  • The torque converter bolts can be accessed from the front of the flywheel with the engine in the vehicle, but we decided to remove the torque converter with the engine. Before lifting with the engine hoist, remove the upper bolts from the engine mounts, then slowly lift until the brackets are clear of the mounting studs. At this time it helps to use a pry bar from below to gently separate the engine from the transmission.

  • With the engine and tranny separate, slowly raise the engine from the vehicle, making sure not to hit any of the wiring loom, tranny lines, or A/C and power-steering components. We removed the engine with the front fascia installed. With the torque converter just touching the firewall, there was barely a credit card's width in between the crank pulley and the fascia. Once the engine was free, we dropped the fascia so the new engine would go in easier.

We stuck a rag in the torque converter so it wouldn't leak on the garage floor. Once the new engine arrives, we'll transfer the valve cover, water pump, and other accoutrements one at a time from the old engine to the new engine, using new gaskets where necessary. To avoid possible damage to the tranny seal, we'll install the torque converter on the tranny before the new engine goes in. Pour a quart of tranny fluid in it, then spin it two or three times until the shaft indexes the pump.

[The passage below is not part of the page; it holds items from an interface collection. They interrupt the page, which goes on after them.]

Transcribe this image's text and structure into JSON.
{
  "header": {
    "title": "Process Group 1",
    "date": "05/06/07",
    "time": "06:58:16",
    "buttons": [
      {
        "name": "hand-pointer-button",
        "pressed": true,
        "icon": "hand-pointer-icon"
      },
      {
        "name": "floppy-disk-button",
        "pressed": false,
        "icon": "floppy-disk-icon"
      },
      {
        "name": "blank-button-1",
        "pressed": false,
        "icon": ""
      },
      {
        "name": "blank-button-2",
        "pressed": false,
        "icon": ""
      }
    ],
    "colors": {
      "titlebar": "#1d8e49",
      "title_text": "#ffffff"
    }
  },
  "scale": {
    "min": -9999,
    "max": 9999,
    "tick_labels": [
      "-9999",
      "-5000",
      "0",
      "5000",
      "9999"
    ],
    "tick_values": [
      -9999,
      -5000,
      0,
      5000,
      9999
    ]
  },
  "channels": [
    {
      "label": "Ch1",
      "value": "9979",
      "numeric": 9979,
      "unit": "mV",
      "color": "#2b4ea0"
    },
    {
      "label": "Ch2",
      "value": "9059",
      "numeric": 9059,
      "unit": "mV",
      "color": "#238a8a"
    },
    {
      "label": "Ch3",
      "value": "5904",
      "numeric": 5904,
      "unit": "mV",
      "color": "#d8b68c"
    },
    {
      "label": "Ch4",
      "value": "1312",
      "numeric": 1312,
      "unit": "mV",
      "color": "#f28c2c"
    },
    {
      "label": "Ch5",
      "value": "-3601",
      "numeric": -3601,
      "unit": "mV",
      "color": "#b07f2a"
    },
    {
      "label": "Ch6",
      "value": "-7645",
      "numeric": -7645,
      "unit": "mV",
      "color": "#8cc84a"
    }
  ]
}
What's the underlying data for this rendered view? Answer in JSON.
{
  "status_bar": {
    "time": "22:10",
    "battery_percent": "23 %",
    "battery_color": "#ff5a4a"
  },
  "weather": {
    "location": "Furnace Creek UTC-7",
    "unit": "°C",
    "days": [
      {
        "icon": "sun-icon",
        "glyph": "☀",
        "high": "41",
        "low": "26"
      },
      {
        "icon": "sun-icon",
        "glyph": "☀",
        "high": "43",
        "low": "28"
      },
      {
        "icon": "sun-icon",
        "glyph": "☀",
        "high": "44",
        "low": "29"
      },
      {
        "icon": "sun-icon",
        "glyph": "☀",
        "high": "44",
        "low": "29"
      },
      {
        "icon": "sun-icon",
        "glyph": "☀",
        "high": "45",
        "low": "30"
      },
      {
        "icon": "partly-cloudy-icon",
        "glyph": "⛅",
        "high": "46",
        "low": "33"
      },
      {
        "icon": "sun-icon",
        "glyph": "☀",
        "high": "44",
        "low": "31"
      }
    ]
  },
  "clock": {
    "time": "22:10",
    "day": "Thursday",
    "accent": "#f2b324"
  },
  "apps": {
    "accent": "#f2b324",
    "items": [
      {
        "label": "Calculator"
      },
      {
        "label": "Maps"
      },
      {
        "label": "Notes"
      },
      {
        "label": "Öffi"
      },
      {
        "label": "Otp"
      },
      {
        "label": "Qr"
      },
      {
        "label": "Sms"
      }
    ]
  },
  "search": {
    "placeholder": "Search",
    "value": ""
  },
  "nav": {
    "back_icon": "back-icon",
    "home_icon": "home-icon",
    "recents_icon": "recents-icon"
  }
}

The 4.6L Powerhouse
Part of the delay in getting our engine was the fact that we asked for the optional engine dyno break-in and power test from Golen Engine Service. Here's what our 91-octane pump gas beast belted out using 24-pound injectors, a Hesco adjustable fuel-pressure regulator, a 66mm throttle body, and a Hooker header.